To help ensure that the moment will never be ripe, Chretien's government recently embarked on a get-tough policy with the Quebec government. Canadian ambassadors around the world received fresh instructions to object to any gestures of official recognition of Quebec sovereignty. And federal scholarships for thousands of Quebec college students are being held up until Quebec agrees to give Ottawa some say in how the money is distributed and to put the maple leaf--the country's symbol--on the checks.

More significantly, Chretien is preparing to push through legislation promising that Canada will not negotiate Quebec's withdrawal from the 130-year-old Canadian federation unless significantly more than 50 percent of Quebec's residents favor it in a clearly worded referendum question. How much higher than 50 percent is still being worked out.

For Chretien, Quebec is almost an obsession. A French speaker and a Quebec native, Chretien has been considered a turncoat by many in his home province, while Quebec's separatist-leaning media and intellectuals have often dismissed him as a rube.

But with Chretien's popularity now nearly equal to Bouchard's in Quebec, his aides and advisers this week said the prime minister is intent on pressing his advantage and winning a measure of vindication.
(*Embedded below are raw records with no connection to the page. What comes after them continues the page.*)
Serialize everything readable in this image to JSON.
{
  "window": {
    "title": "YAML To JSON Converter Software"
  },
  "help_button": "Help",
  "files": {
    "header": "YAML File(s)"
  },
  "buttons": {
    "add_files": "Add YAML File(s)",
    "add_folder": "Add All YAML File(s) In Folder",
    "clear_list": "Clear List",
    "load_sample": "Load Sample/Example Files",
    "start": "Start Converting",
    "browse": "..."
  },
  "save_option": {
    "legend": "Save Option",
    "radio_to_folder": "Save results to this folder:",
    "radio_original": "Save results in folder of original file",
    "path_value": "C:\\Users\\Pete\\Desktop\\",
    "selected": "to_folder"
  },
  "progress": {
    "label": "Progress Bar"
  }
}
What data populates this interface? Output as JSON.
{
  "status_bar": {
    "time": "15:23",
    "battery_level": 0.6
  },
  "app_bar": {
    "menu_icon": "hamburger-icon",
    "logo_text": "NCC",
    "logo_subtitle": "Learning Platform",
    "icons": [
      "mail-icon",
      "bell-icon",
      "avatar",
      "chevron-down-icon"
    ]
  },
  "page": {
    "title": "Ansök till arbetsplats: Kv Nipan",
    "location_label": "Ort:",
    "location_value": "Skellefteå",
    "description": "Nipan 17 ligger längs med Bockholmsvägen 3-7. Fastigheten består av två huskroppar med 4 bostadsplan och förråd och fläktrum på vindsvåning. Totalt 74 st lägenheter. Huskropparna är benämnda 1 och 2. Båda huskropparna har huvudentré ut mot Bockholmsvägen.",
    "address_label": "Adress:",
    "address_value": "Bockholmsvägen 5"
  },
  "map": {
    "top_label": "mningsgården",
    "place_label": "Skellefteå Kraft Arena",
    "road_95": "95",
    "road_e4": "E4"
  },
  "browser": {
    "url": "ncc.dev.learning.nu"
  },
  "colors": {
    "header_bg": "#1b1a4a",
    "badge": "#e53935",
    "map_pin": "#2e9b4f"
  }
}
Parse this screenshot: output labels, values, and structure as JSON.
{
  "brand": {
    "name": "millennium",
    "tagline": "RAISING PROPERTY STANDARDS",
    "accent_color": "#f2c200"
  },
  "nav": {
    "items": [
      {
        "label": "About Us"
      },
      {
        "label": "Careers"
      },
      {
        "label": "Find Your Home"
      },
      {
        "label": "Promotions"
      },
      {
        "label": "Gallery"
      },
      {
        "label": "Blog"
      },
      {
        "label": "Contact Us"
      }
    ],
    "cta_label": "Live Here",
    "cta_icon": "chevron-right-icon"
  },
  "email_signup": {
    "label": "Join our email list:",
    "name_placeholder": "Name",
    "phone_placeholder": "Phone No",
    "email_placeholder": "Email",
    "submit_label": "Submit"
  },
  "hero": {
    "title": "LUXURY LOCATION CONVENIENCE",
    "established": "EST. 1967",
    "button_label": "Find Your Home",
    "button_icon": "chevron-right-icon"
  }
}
"We're very confident right now," one adviser said.

Even supporters of Quebec sovereignty now concede that Bouchard's Parti Quebecois may soon lose power in Quebec. "As a political party, it may be past its moment," said Guy LaForest, a political scientist at the University of Quebec.

Chretien's hard line against Quebec has certainly boosted his popularity in the rest of Canada, which has grown weary of the issue. But at the same time, it has hardened opinions on both sides of the linguistic and cultural divide.

For example, 20 years after Prime Minister Pierre Trudeau announced the country's commitment to bilingualism, only about 7 percent of Canadians outside Quebec can speak both official languages--and most of them live near Quebec. Across the country it is common to hear opinion leaders say they don't care whether Quebec stays in Canada.

Longtime political observers here say Chretien could try to stem this widening gulf by using his popularity to craft some sort of grand compromise recognizing Quebec's unique status within the Canadian federation--a route Clinton hinted at in his talk on federalism. But Chretien says any such attempt is likely to fail, and perhaps reinvigorate the secessionist movement.

"Jean Chretien right now is looking to put the lid on the separatist movement," said Randy Pettipas, a former aide and political organizer for the prime minister. "He's a competitive person, and he's looking for a solid win."

The separatist question was not the only thing on Clinton's agenda today.

After a week of intense negotiations, the United States agreed to restore a special status for Canada, which had been revoked last spring, allowing Canadian defense firms to compete for a wider range of U.S. defense contracts involving sensitive military technology.

In return, Canada agreed to toughen its regulations on technology transfer, putting them more in line with U.S. regulations.